— Available data —

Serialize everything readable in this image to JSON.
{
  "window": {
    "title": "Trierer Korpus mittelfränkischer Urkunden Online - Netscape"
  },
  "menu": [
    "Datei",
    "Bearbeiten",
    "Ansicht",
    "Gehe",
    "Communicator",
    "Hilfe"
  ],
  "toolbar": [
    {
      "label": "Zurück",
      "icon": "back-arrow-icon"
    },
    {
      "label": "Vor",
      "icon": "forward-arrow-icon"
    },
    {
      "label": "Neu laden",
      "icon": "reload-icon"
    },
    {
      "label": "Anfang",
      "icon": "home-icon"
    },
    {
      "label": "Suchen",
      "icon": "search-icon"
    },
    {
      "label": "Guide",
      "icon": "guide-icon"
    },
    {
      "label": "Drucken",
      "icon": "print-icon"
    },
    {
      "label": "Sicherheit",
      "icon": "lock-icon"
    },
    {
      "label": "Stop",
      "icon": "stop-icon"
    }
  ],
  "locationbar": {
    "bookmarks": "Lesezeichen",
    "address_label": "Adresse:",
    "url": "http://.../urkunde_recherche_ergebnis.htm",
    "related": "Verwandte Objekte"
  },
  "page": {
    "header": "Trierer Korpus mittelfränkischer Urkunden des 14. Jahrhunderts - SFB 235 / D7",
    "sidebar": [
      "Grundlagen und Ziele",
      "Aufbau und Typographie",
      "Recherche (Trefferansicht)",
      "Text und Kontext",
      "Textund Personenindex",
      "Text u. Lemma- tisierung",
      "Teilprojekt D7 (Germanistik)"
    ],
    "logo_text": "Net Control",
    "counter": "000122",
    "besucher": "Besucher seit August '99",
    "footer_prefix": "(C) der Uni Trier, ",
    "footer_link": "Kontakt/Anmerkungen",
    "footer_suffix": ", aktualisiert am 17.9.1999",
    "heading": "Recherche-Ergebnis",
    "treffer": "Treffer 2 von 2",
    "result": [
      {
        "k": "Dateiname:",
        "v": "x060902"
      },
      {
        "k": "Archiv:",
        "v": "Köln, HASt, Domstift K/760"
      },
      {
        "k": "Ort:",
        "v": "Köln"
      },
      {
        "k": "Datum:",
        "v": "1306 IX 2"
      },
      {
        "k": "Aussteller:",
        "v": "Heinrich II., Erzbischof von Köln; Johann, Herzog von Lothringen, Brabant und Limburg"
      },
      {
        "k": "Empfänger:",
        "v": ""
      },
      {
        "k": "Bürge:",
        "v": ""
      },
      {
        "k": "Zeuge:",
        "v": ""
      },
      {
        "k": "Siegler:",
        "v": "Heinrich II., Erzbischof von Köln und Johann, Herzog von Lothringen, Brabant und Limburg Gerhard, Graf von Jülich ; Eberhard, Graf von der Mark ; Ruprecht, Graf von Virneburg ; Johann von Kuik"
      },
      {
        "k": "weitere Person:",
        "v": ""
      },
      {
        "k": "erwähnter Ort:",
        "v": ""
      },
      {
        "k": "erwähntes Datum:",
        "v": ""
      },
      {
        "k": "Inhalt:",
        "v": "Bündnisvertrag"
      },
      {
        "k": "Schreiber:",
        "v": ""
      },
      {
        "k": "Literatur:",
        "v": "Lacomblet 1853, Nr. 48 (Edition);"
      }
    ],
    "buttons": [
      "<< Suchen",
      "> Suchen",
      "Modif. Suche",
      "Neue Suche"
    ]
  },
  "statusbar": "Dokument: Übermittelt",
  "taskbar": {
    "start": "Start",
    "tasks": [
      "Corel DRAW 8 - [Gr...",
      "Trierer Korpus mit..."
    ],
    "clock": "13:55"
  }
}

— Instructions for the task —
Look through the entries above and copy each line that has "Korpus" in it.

— Solution to this exercise —
    "title": "Trierer Korpus mittelfränkischer Urkunden Online - Netscape"
    "header": "Trierer Korpus mittelfränkischer Urkunden des 14. Jahrhunderts - SFB 235 / D7",
      "Trierer Korpus mit..."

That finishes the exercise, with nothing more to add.